"He's the greatest I've ever seen," Young said on the eve of Montana's retirement announcement today. "It's a time of mixed emotions for all of us who played with him or watched him."It's a time for me to reflect on all those great moments when I was standing on the sidelines with my jaw open, staring at something impossible he'd just done. I'd be completely amazed by the way he could find an open man, or see a crack in the defense, or take the team on some last-minute drive. There was no one who could do that like him, time after time."

Young wasn't among the dozens of former teammates, friends, relatives and sponsors set to join Montana for his nationally televised farewell to fans outdoors in a downtown plaza. Former 49ers coach Bill Walsh was named master of ceremonies, and Ronnie Lott, Dwight Clark and Roger Craig were invited, along with executives of the 49ers and Kansas City Chiefs.

Young wasn't invited, but he hardly felt snubbed.

"I've had nothing but respect for Joe for years," Young said. "Our relationship was kind of like an older brother, younger brother thing. In the backyard, we'd be competing hard, bloodying our noses, fighting for dominance. Look, let's face it, we both wanted the same job. We both wanted to play. We're competitors. But when the games came, we were always pulling for each other and working with each other. In all the years we were teammates, we never had an argument or even a cross word between us."

Four NFL championships, three Super Bowl MVPs and an armful of records might be enough to qualify Montana as the best quarterback ever. For Young, Montana's legacy is broader.

"He taught me more than the nuts and bolts of football," Young said. "He taught me that you can go beyond your perceived capabilities and limits. You can go beyond what you or others think you can do. You can push yourself to another level."

Montana's comebacks from injuries - his medical chart is heavier than his football gear - and his escapes from seemingly lost situations gave him a larger-than-life image.
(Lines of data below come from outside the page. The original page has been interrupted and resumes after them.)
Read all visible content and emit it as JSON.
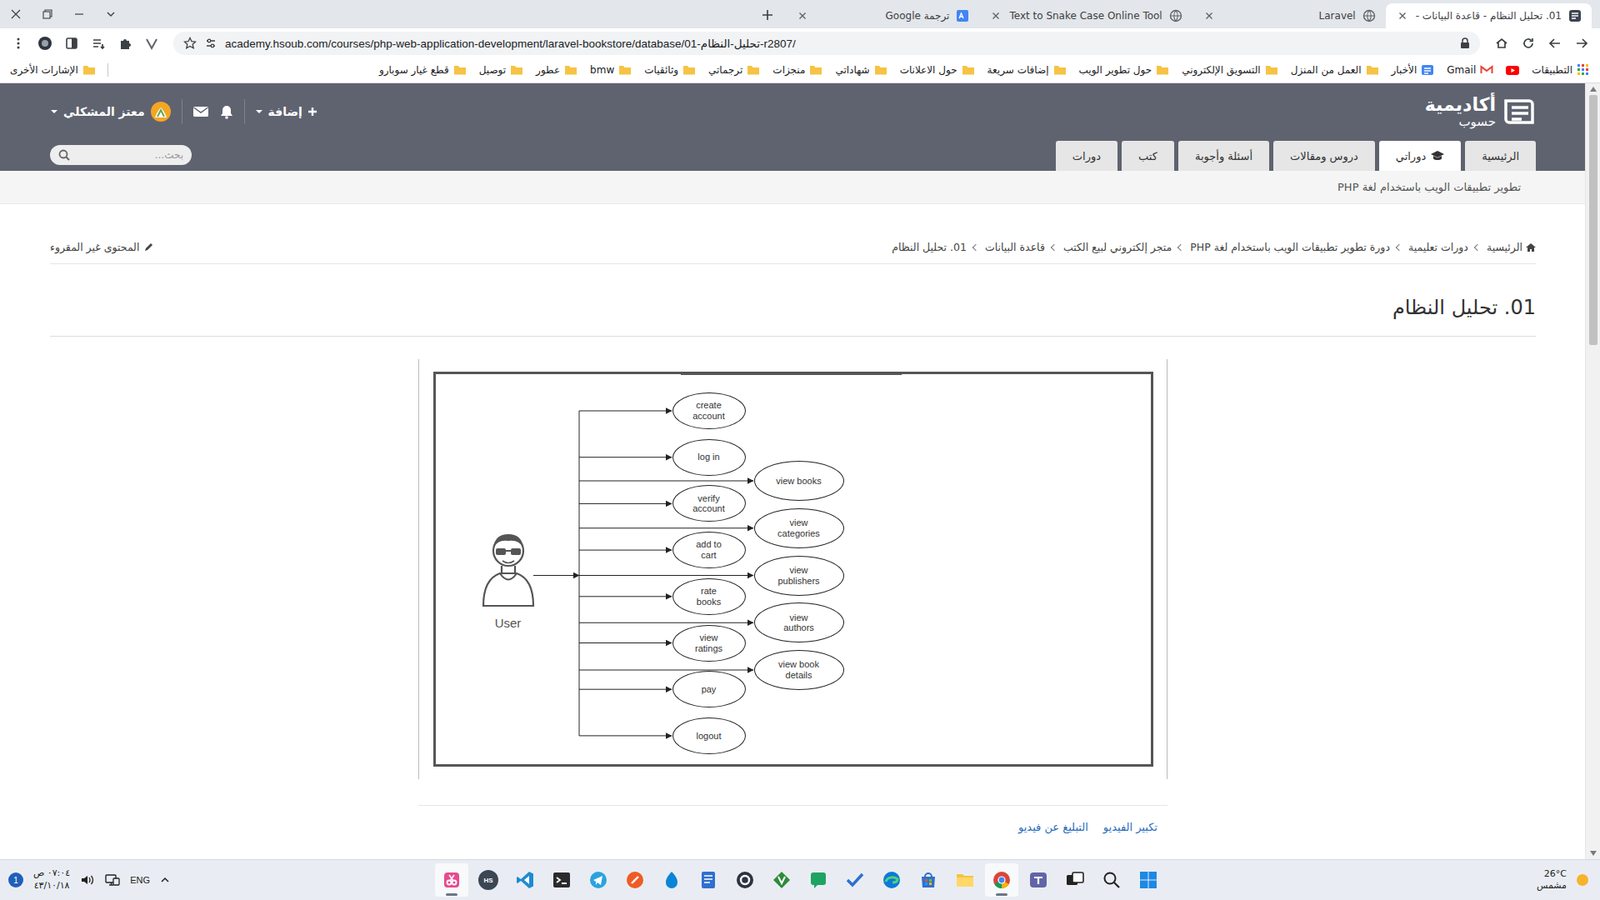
{
  "browser": {
    "tabs": [
      {
        "label": "01. تحليل النظام - قاعدة البيانات -",
        "selected": true,
        "kind": "hsoub"
      },
      {
        "label": "Laravel",
        "selected": false,
        "kind": "globe"
      },
      {
        "label": "Text to Snake Case Online Tool",
        "selected": false,
        "kind": "globe"
      },
      {
        "label": "ترجمة Google",
        "selected": false,
        "kind": "translate"
      }
    ],
    "url": "academy.hsoub.com/courses/php-web-application-development/laravel-bookstore/database/01-تحليل-النظام-r2807/",
    "bookmarks": [
      {
        "label": "التطبيقات",
        "kind": "apps"
      },
      {
        "kind": "youtube"
      },
      {
        "label": "Gmail",
        "kind": "gmail"
      },
      {
        "label": "الأخبار",
        "kind": "news"
      },
      {
        "label": "العمل من المنزل",
        "kind": "folder"
      },
      {
        "label": "التسويق الإلكتروني",
        "kind": "folder"
      },
      {
        "label": "حول تطوير الويب",
        "kind": "folder"
      },
      {
        "label": "إضافات سريعة",
        "kind": "folder"
      },
      {
        "label": "حول الاعلانات",
        "kind": "folder"
      },
      {
        "label": "شهاداتي",
        "kind": "folder"
      },
      {
        "label": "منجزات",
        "kind": "folder"
      },
      {
        "label": "ترجماتي",
        "kind": "folder"
      },
      {
        "label": "وثائقيات",
        "kind": "folder"
      },
      {
        "label": "bmw",
        "kind": "folder"
      },
      {
        "label": "عطور",
        "kind": "folder"
      },
      {
        "label": "توصيل",
        "kind": "folder"
      },
      {
        "label": "قطع غيار سوبارو",
        "kind": "folder"
      }
    ],
    "other_bookmarks": "الإشارات الأخرى"
  },
  "site": {
    "logo": {
      "title": "أكاديمية",
      "subtitle": "حسوب"
    },
    "user": "معتز المشكلي",
    "add": "إضافة",
    "nav": [
      {
        "label": "الرئيسية",
        "selected": false,
        "kind": "text"
      },
      {
        "label": "دوراتي",
        "selected": true,
        "kind": "icon"
      },
      {
        "label": "دروس ومقالات",
        "selected": false,
        "kind": "text"
      },
      {
        "label": "أسئلة وأجوبة",
        "selected": false,
        "kind": "text"
      },
      {
        "label": "كتب",
        "selected": false,
        "kind": "text"
      },
      {
        "label": "دورات",
        "selected": false,
        "kind": "text"
      }
    ],
    "search": {
      "placeholder": "بحث..."
    },
    "section": "تطوير تطبيقات الويب باستخدام لغة PHP"
  },
  "breadcrumb": [
    {
      "label": "الرئيسية",
      "kind": "home"
    },
    {
      "label": "دورات تعليمية",
      "kind": "text"
    },
    {
      "label": "دورة تطوير تطبيقات الويب باستخدام لغة PHP",
      "kind": "text"
    },
    {
      "label": "متجر إلكتروني لبيع الكتب",
      "kind": "text"
    },
    {
      "label": "قاعدة البيانات",
      "kind": "text"
    },
    {
      "label": "01. تحليل النظام",
      "kind": "text"
    }
  ],
  "unread": "المحتوى غير المقروء",
  "title": "01. تحليل النظام",
  "diagram": {
    "actor": "User",
    "left_cases": [
      "create account",
      "log in",
      "verify account",
      "add to cart",
      "rate books",
      "view ratings",
      "pay",
      "logout"
    ],
    "right_cases": [
      "view books",
      "view categories",
      "view publishers",
      "view authors",
      "view book details"
    ]
  },
  "video_links": [
    "تكبير الفيديو",
    "التبليغ عن فيديو"
  ],
  "taskbar": {
    "weather": {
      "temperature": "26°C",
      "condition": "مشمس"
    },
    "apps": [
      {
        "kind": "start",
        "running": false
      },
      {
        "kind": "search",
        "running": false
      },
      {
        "kind": "taskview",
        "running": false
      },
      {
        "kind": "teams",
        "running": false
      },
      {
        "kind": "chrome",
        "running": true
      },
      {
        "kind": "explorer",
        "running": false
      },
      {
        "kind": "store",
        "running": false
      },
      {
        "kind": "edge",
        "running": false
      },
      {
        "kind": "todo",
        "running": false
      },
      {
        "kind": "chat",
        "running": false
      },
      {
        "kind": "vim",
        "running": false
      },
      {
        "kind": "disk",
        "running": false
      },
      {
        "kind": "notepad",
        "running": false
      },
      {
        "kind": "edgebeta",
        "running": false
      },
      {
        "kind": "postman",
        "running": false
      },
      {
        "kind": "telegram",
        "running": false
      },
      {
        "kind": "terminal",
        "running": false
      },
      {
        "kind": "vscode",
        "running": false
      },
      {
        "kind": "hs",
        "label": "HS",
        "running": false
      },
      {
        "kind": "snip",
        "running": true
      }
    ],
    "language": "ENG",
    "time": "٠٧:٠٤ ص",
    "date": "٤٣/١٠/١٨",
    "notifications": "1"
  }
}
In person, he has always been quiet and self-effacing, a rather average Joe in size and weight, strength and speed. He found words and emotions difficult to express. On Monday night, at dinner with his wife, agent and several aides to work out final details of the ceremony, Montana was nervous and typically quiet.

But when it came time to perform on the field, to win the big game with the big play, there was nobody cooler, nobody in greater command of himself and his teammates.

Montana had a way of scanning the field for receivers that was unmatched, his head turning from sideline to sideline, clicking off his primary target, his secondary target, his third or fourth targets, and throwing with uncanny accuracy to the one who was open.